* ACTION ITEM
Output every record precisely.

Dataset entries
• • • • • • •

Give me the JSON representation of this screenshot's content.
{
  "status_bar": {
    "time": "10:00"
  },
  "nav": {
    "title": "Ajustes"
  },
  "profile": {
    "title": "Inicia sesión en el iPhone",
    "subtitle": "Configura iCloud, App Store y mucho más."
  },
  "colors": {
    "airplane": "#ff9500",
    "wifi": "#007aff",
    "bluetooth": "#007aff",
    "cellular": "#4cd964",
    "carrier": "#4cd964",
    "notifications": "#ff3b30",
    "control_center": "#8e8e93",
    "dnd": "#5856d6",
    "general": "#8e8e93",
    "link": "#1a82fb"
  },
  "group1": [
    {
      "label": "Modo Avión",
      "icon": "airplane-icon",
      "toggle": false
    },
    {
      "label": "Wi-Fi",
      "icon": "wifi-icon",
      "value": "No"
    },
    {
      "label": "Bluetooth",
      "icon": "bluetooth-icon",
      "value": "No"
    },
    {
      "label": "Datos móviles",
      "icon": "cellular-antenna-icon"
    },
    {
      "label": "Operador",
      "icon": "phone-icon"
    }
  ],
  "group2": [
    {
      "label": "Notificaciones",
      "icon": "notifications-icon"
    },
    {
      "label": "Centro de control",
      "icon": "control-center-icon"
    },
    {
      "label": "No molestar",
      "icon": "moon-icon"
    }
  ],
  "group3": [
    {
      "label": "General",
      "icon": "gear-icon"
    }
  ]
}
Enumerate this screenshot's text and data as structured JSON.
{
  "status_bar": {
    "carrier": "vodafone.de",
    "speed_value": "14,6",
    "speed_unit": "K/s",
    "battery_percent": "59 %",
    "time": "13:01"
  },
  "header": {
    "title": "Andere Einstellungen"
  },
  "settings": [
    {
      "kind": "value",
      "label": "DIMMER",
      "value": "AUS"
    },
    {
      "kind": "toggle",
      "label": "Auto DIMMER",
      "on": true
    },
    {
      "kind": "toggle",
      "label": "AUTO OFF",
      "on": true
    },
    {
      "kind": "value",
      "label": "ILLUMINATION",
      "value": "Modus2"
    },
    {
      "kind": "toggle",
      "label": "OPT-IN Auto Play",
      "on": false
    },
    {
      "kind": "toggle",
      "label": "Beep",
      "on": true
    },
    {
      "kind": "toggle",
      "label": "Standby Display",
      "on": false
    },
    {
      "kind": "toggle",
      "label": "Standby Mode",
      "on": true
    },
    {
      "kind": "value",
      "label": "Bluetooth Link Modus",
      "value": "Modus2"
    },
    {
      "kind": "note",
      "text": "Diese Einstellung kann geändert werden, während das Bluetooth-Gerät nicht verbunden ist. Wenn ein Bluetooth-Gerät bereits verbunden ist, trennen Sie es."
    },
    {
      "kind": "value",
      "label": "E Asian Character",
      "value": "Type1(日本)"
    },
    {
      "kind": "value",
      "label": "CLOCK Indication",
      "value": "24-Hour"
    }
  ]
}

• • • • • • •

* EXPECTED ANSWER
Give me the JSON representation of this screenshot's content.
{
  "status_bar": {
    "time": "10:00"
  },
  "nav": {
    "title": "Ajustes"
  },
  "profile": {
    "title": "Inicia sesión en el iPhone",
    "subtitle": "Configura iCloud, App Store y mucho más."
  },
  "colors": {
    "airplane": "#ff9500",
    "wifi": "#007aff",
    "bluetooth": "#007aff",
    "cellular": "#4cd964",
    "carrier": "#4cd964",
    "notifications": "#ff3b30",
    "control_center": "#8e8e93",
    "dnd": "#5856d6",
    "general": "#8e8e93",
    "link": "#1a82fb"
  },
  "group1": [
    {
      "label": "Modo Avión",
      "icon": "airplane-icon",
      "toggle": false
    },
    {
      "label": "Wi-Fi",
      "icon": "wifi-icon",
      "value": "No"
    },
    {
      "label": "Bluetooth",
      "icon": "bluetooth-icon",
      "value": "No"
    },
    {
      "label": "Datos móviles",
      "icon": "cellular-antenna-icon"
    },
    {
      "label": "Operador",
      "icon": "phone-icon"
    }
  ],
  "group2": [
    {
      "label": "Notificaciones",
      "icon": "notifications-icon"
    },
    {
      "label": "Centro de control",
      "icon": "control-center-icon"
    },
    {
      "label": "No molestar",
      "icon": "moon-icon"
    }
  ],
  "group3": [
    {
      "label": "General",
      "icon": "gear-icon"
    }
  ]
}
Enumerate this screenshot's text and data as structured JSON.
{
  "status_bar": {
    "carrier": "vodafone.de",
    "speed_value": "14,6",
    "speed_unit": "K/s",
    "battery_percent": "59 %",
    "time": "13:01"
  },
  "header": {
    "title": "Andere Einstellungen"
  },
  "settings": [
    {
      "kind": "value",
      "label": "DIMMER",
      "value": "AUS"
    },
    {
      "kind": "toggle",
      "label": "Auto DIMMER",
      "on": true
    },
    {
      "kind": "toggle",
      "label": "AUTO OFF",
      "on": true
    },
    {
      "kind": "value",
      "label": "ILLUMINATION",
      "value": "Modus2"
    },
    {
      "kind": "toggle",
      "label": "OPT-IN Auto Play",
      "on": false
    },
    {
      "kind": "toggle",
      "label": "Beep",
      "on": true
    },
    {
      "kind": "toggle",
      "label": "Standby Display",
      "on": false
    },
    {
      "kind": "toggle",
      "label": "Standby Mode",
      "on": true
    },
    {
      "kind": "value",
      "label": "Bluetooth Link Modus",
      "value": "Modus2"
    },
    {
      "kind": "note",
      "text": "Diese Einstellung kann geändert werden, während das Bluetooth-Gerät nicht verbunden ist. Wenn ein Bluetooth-Gerät bereits verbunden ist, trennen Sie es."
    },
    {
      "kind": "value",
      "label": "E Asian Character",
      "value": "Type1(日本)"
    },
    {
      "kind": "value",
      "label": "CLOCK Indication",
      "value": "24-Hour"
    }
  ]
}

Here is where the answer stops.